Independent living refers to situations where young people obtain and maintain their own or shared permanent housing in either the private market or the social housing sector. Depending on the needs and desires of the young person, they should have access to a range of services and supports including reconnection and development of family and natural supports. 

The success of the Infinity Project in Calgary demonstrates that this model can be successful for young people. 

In a HF4Y context, what kinds of housing are appropriate? 

A core principle of HF4Y is Youth Choice, Youth Voice, and Self-Determination. This principle emphasizes that young people should have a say as to what kind of housing they receive and where it is located. 

In a HF4Y program, independent living is typically considered the ideal outcome for all young people and is the preferred option for young people experiencing homelessness. However, the developmental needs of young people and local rental laws may present some challenges. For example, some jurisdictions do not allow landlords to rent to minors. For these reasons, it is important for agencies to remove barriers for young people and strive to offer a range of housing options that are suitable for young people. 

In contexts where housing options and systems of supports are less developed, young people may be referred to other kinds of housing options (e.g., transitional housing) while remaining within a HF4Y program, as long as the following conditions are met: 

  • The young person has real options and makes an informed decision to participate in the alternative housing program.
  • They remain part of the Housing First program on the caseload of a HF4Y worker, even while residing in a housing program that comes with supports and potentially conditions (this is with the understanding and consent of the young person).
  • They are provided with support for accessing other kinds of housing – in particular, independent living – when they leave the program. In other words, they cannot lose their housing and supports when their tenure in the housing program ends.
  • There is a clear pathway for HF4Y clients to eventually move into and sustain independent living accommodations. 

Finally, emergency shelters should be the very last resort to housing young people due to the risks of exposure to trauma and exploitation in drug and sex trafficking.

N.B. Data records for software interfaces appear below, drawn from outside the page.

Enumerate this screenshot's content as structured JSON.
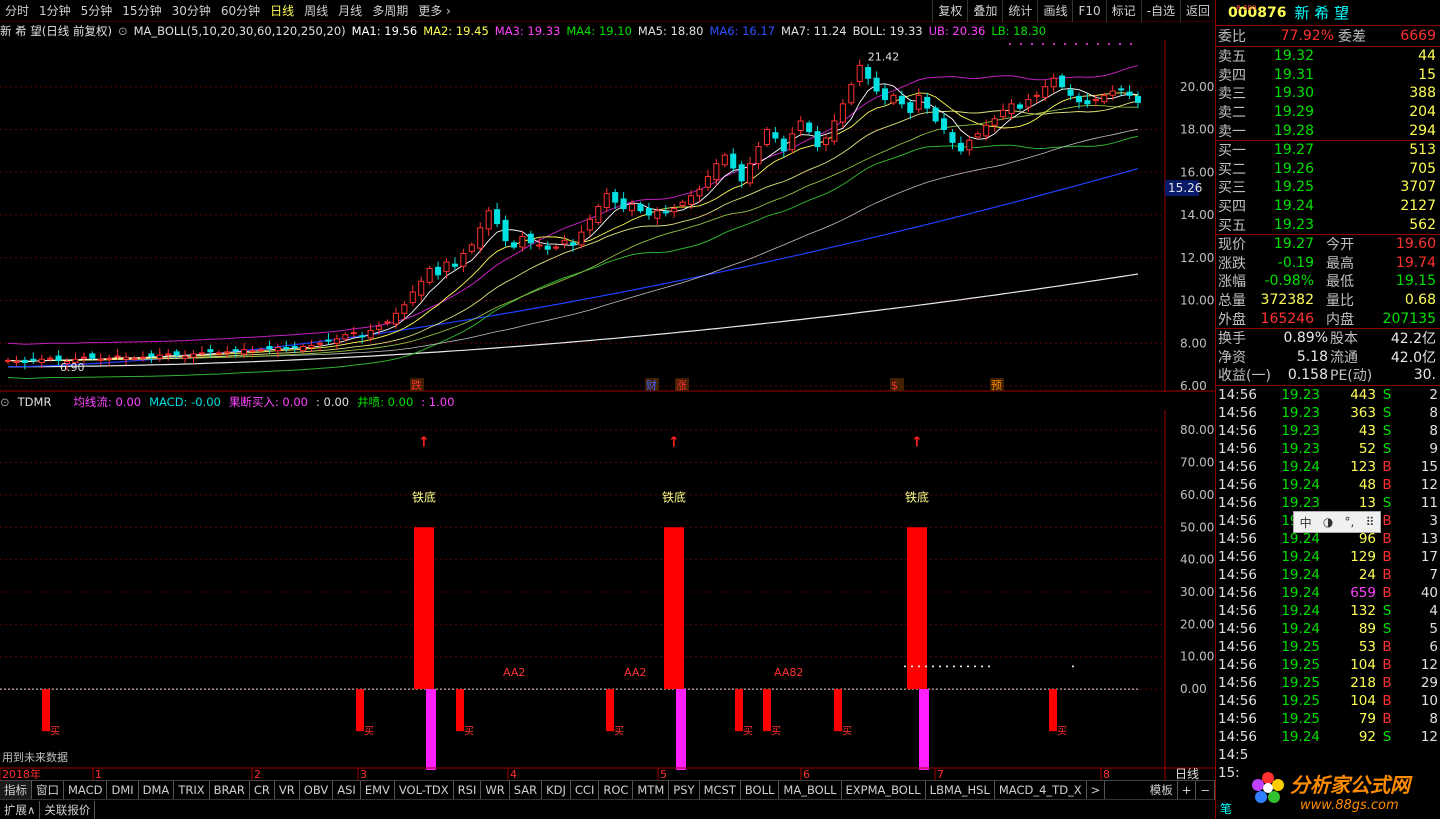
{
  "toolbar": {
    "items": [
      "分时",
      "1分钟",
      "5分钟",
      "15分钟",
      "30分钟",
      "60分钟",
      "日线",
      "周线",
      "月线",
      "多周期",
      "更多 ›"
    ],
    "right_items": [
      "复权",
      "叠加",
      "统计",
      "画线",
      "F10",
      "标记",
      "-自选",
      "返回"
    ]
  },
  "main_info": {
    "title": "新 希 望(日线 前复权)",
    "indicator": "MA_BOLL(5,10,20,30,60,120,250,20)",
    "ma1": "MA1: 19.56",
    "ma2": "MA2: 19.45",
    "ma3": "MA3: 19.33",
    "ma4": "MA4: 19.10",
    "ma5": "MA5: 18.80",
    "ma6": "MA6: 16.17",
    "ma7": "MA7: 11.24",
    "boll": "BOLL: 19.33",
    "ub": "UB: 20.36",
    "lb": "LB: 18.30"
  },
  "main_axis": {
    "ticks": [
      "20.00",
      "18.00",
      "16.00",
      "14.00",
      "12.00",
      "10.00",
      "8.00",
      "6.00"
    ],
    "marker": "15.26",
    "high_label": "21.42",
    "low_label": "6.90"
  },
  "events": [
    "跌",
    "财",
    "涨",
    "$",
    "预"
  ],
  "sub_info": {
    "name": "TDMR",
    "jxl": "均线流: 0.00",
    "macd": "MACD: -0.00",
    "gdmr": "果断买入: 0.00",
    "zero": ": 0.00",
    "jp": "井喷: 0.00",
    "one": ": 1.00"
  },
  "sub_axis": {
    "ticks": [
      "80.00",
      "70.00",
      "60.00",
      "50.00",
      "40.00",
      "30.00",
      "20.00",
      "10.00",
      "0.00"
    ]
  },
  "sub_labels": {
    "tiedi": "铁底",
    "buy": "买",
    "aa82": "AA82",
    "aa": "AA2",
    "note": "用到未来数据"
  },
  "time_axis": {
    "labels": [
      "2018年",
      "1",
      "2",
      "3",
      "4",
      "5",
      "6",
      "7",
      "8"
    ],
    "period": "日线"
  },
  "tabs": [
    "指标",
    "窗口",
    "MACD",
    "DMI",
    "DMA",
    "TRIX",
    "BRAR",
    "CR",
    "VR",
    "OBV",
    "ASI",
    "EMV",
    "VOL-TDX",
    "RSI",
    "WR",
    "SAR",
    "KDJ",
    "CCI",
    "ROC",
    "MTM",
    "PSY",
    "MCST",
    "BOLL",
    "MA_BOLL",
    "EXPMA_BOLL",
    "LBMA_HSL",
    "MACD_4_TD_X",
    ">"
  ],
  "tabs_right": [
    "模板",
    "+",
    "−"
  ],
  "status": [
    "扩展∧",
    "关联报价"
  ],
  "stock": {
    "code": "000876",
    "name": "新 希 望",
    "badge": "R 300"
  },
  "weibi": {
    "label1": "委比",
    "val1": "77.92%",
    "label2": "委差",
    "val2": "6669"
  },
  "asks": [
    {
      "l": "卖五",
      "p": "19.32",
      "v": "44"
    },
    {
      "l": "卖四",
      "p": "19.31",
      "v": "15"
    },
    {
      "l": "卖三",
      "p": "19.30",
      "v": "388"
    },
    {
      "l": "卖二",
      "p": "19.29",
      "v": "204"
    },
    {
      "l": "卖一",
      "p": "19.28",
      "v": "294"
    }
  ],
  "bids": [
    {
      "l": "买一",
      "p": "19.27",
      "v": "513"
    },
    {
      "l": "买二",
      "p": "19.26",
      "v": "705"
    },
    {
      "l": "买三",
      "p": "19.25",
      "v": "3707"
    },
    {
      "l": "买四",
      "p": "19.24",
      "v": "2127"
    },
    {
      "l": "买五",
      "p": "19.23",
      "v": "562"
    }
  ],
  "stats1": [
    {
      "a": "现价",
      "b": "19.27",
      "c": "今开",
      "d": "19.60",
      "bc": "green",
      "dc": "red"
    },
    {
      "a": "涨跌",
      "b": "-0.19",
      "c": "最高",
      "d": "19.74",
      "bc": "green",
      "dc": "red"
    },
    {
      "a": "涨幅",
      "b": "-0.98%",
      "c": "最低",
      "d": "19.15",
      "bc": "green",
      "dc": "green"
    },
    {
      "a": "总量",
      "b": "372382",
      "c": "量比",
      "d": "0.68",
      "bc": "yellow",
      "dc": "yellow"
    },
    {
      "a": "外盘",
      "b": "165246",
      "c": "内盘",
      "d": "207135",
      "bc": "red",
      "dc": "green"
    }
  ],
  "stats2": [
    {
      "a": "换手",
      "b": "0.89%",
      "c": "股本",
      "d": "42.2亿"
    },
    {
      "a": "净资",
      "b": "5.18",
      "c": "流通",
      "d": "42.0亿"
    },
    {
      "a": "收益(一)",
      "b": "0.158",
      "c": "PE(动)",
      "d": "30."
    }
  ],
  "ticks": [
    {
      "t": "14:56",
      "p": "19.23",
      "v": "443",
      "s": "S",
      "n": "2"
    },
    {
      "t": "14:56",
      "p": "19.23",
      "v": "363",
      "s": "S",
      "n": "8"
    },
    {
      "t": "14:56",
      "p": "19.23",
      "v": "43",
      "s": "S",
      "n": "8"
    },
    {
      "t": "14:56",
      "p": "19.23",
      "v": "52",
      "s": "S",
      "n": "9"
    },
    {
      "t": "14:56",
      "p": "19.24",
      "v": "123",
      "s": "B",
      "n": "15"
    },
    {
      "t": "14:56",
      "p": "19.24",
      "v": "48",
      "s": "B",
      "n": "12"
    },
    {
      "t": "14:56",
      "p": "19.23",
      "v": "13",
      "s": "S",
      "n": "11"
    },
    {
      "t": "14:56",
      "p": "19.24",
      "v": "6",
      "s": "B",
      "n": "3"
    },
    {
      "t": "14:56",
      "p": "19.24",
      "v": "96",
      "s": "B",
      "n": "13"
    },
    {
      "t": "14:56",
      "p": "19.24",
      "v": "129",
      "s": "B",
      "n": "17"
    },
    {
      "t": "14:56",
      "p": "19.24",
      "v": "24",
      "s": "B",
      "n": "7"
    },
    {
      "t": "14:56",
      "p": "19.24",
      "v": "659",
      "s": "B",
      "n": "40"
    },
    {
      "t": "14:56",
      "p": "19.24",
      "v": "132",
      "s": "S",
      "n": "4"
    },
    {
      "t": "14:56",
      "p": "19.24",
      "v": "89",
      "s": "S",
      "n": "5"
    },
    {
      "t": "14:56",
      "p": "19.25",
      "v": "53",
      "s": "B",
      "n": "6"
    },
    {
      "t": "14:56",
      "p": "19.25",
      "v": "104",
      "s": "B",
      "n": "12"
    },
    {
      "t": "14:56",
      "p": "19.25",
      "v": "218",
      "s": "B",
      "n": "29"
    },
    {
      "t": "14:56",
      "p": "19.25",
      "v": "104",
      "s": "B",
      "n": "10"
    },
    {
      "t": "14:56",
      "p": "19.25",
      "v": "79",
      "s": "B",
      "n": "8"
    },
    {
      "t": "14:56",
      "p": "19.24",
      "v": "92",
      "s": "S",
      "n": "12"
    },
    {
      "t": "14:5",
      "p": "",
      "v": "",
      "s": "",
      "n": ""
    },
    {
      "t": "15:",
      "p": "",
      "v": "",
      "s": "",
      "n": ""
    }
  ],
  "bottom_tab": "笔",
  "ime": [
    "中",
    "◑",
    "°,",
    "⠿"
  ],
  "logo": {
    "l1": "分析家公式网",
    "l2": "www.88gs.com"
  },
  "chart_data": [
    {
      "type": "candlestick",
      "title": "新 希 望(日线 前复权)",
      "ylim": [
        6.0,
        22.0
      ],
      "yticks": [
        6,
        8,
        10,
        12,
        14,
        16,
        18,
        20
      ],
      "xlabels": [
        "2018年",
        "1",
        "2",
        "3",
        "4",
        "5",
        "6",
        "7",
        "8"
      ],
      "closes": [
        7.2,
        7.15,
        7.1,
        7.2,
        7.25,
        7.3,
        7.2,
        7.15,
        7.25,
        7.35,
        7.3,
        7.25,
        7.3,
        7.4,
        7.35,
        7.3,
        7.35,
        7.4,
        7.45,
        7.5,
        7.45,
        7.4,
        7.5,
        7.55,
        7.6,
        7.55,
        7.6,
        7.65,
        7.7,
        7.65,
        7.7,
        7.75,
        7.8,
        7.75,
        7.8,
        7.85,
        7.9,
        8.0,
        8.1,
        8.2,
        8.4,
        8.5,
        8.3,
        8.6,
        8.8,
        9.0,
        9.4,
        9.8,
        10.4,
        10.9,
        11.5,
        11.2,
        11.8,
        11.6,
        12.2,
        12.6,
        13.4,
        14.2,
        13.6,
        12.8,
        12.5,
        13.0,
        12.7,
        12.6,
        12.4,
        12.5,
        12.8,
        12.6,
        13.2,
        13.8,
        14.4,
        15.0,
        14.6,
        14.3,
        14.5,
        14.2,
        14.0,
        14.2,
        14.1,
        14.3,
        14.6,
        14.9,
        15.2,
        15.8,
        16.4,
        16.8,
        16.2,
        15.6,
        16.4,
        17.2,
        18.0,
        17.6,
        17.0,
        17.8,
        18.4,
        17.9,
        17.2,
        17.6,
        18.4,
        19.2,
        20.1,
        21.0,
        20.4,
        19.8,
        19.4,
        19.6,
        19.2,
        18.8,
        19.6,
        19.0,
        18.4,
        18.0,
        17.4,
        17.0,
        17.5,
        17.8,
        18.2,
        18.5,
        18.9,
        19.2,
        19.0,
        19.4,
        19.6,
        20.0,
        20.4,
        20.0,
        19.6,
        19.3,
        19.2,
        19.4,
        19.6,
        19.8,
        19.9,
        19.6,
        19.27
      ],
      "lines": [
        {
          "name": "MA6",
          "value": 16.17
        },
        {
          "name": "MA7",
          "value": 11.24
        },
        {
          "name": "UB",
          "value": 20.36
        },
        {
          "name": "LB",
          "value": 18.3
        }
      ]
    },
    {
      "type": "bar",
      "title": "TDMR",
      "ylim": [
        -25,
        85
      ],
      "yticks": [
        0,
        10,
        20,
        30,
        40,
        50,
        60,
        70,
        80
      ],
      "bars": [
        {
          "label": "铁底",
          "value": 50
        },
        {
          "label": "铁底",
          "value": 50
        },
        {
          "label": "铁底",
          "value": 50
        }
      ]
    }
  ]
}
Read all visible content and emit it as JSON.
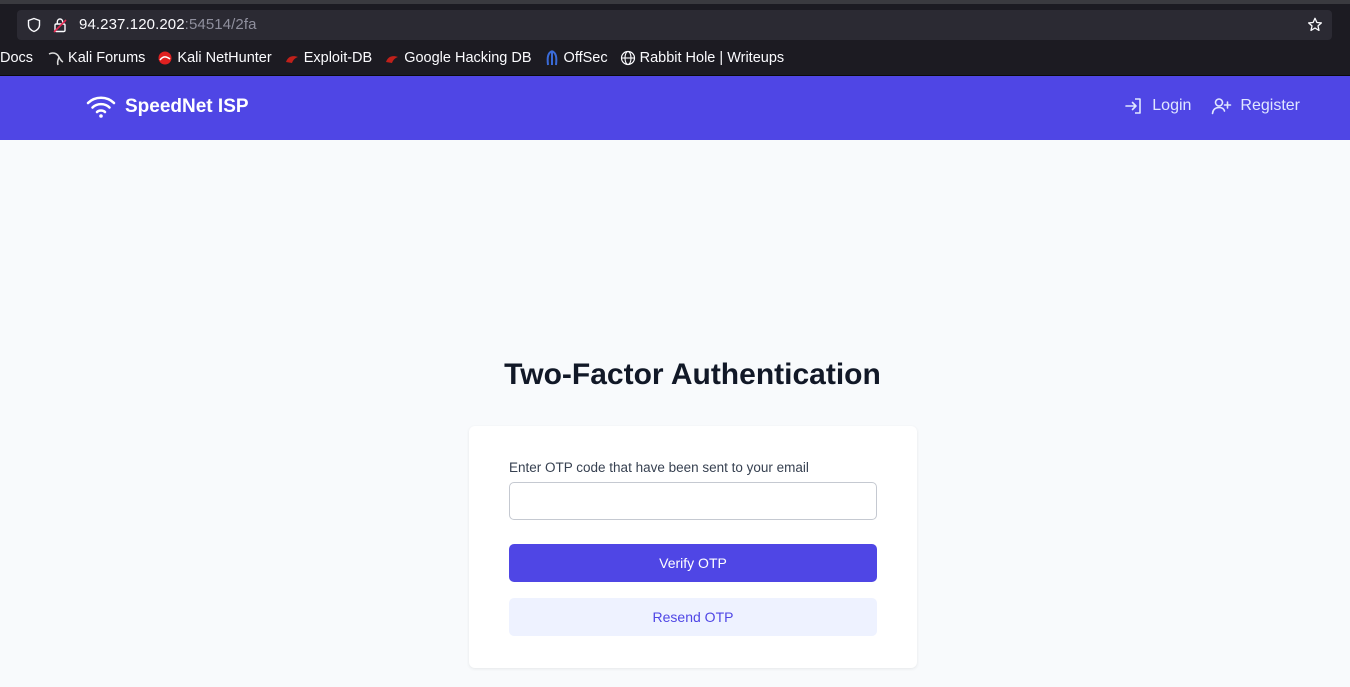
{
  "browser": {
    "url_host": "94.237.120.202",
    "url_rest": ":54514/2fa",
    "bookmarks": [
      {
        "label": "Docs",
        "icon": "none"
      },
      {
        "label": "Kali Forums",
        "icon": "kali-dragon-icon"
      },
      {
        "label": "Kali NetHunter",
        "icon": "nethunter-icon"
      },
      {
        "label": "Exploit-DB",
        "icon": "exploitdb-icon"
      },
      {
        "label": "Google Hacking DB",
        "icon": "ghdb-icon"
      },
      {
        "label": "OffSec",
        "icon": "offsec-icon"
      },
      {
        "label": "Rabbit Hole | Writeups",
        "icon": "globe-icon"
      }
    ]
  },
  "nav": {
    "brand": "SpeedNet ISP",
    "login": "Login",
    "register": "Register"
  },
  "main": {
    "title": "Two-Factor Authentication",
    "otp_label": "Enter OTP code that have been sent to your email",
    "otp_value": "",
    "verify_label": "Verify OTP",
    "resend_label": "Resend OTP"
  },
  "colors": {
    "primary": "#4f46e5",
    "resend_bg": "#eef2ff",
    "page_bg": "#f8fafc"
  }
}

To learn more about Housing First for Youth and how you can implement it in your community, check out the free program model guide: https://www.homelesshub.ca/HF4Y 

To learn more about training and technical assistance contact: info@awayhomecanada.ca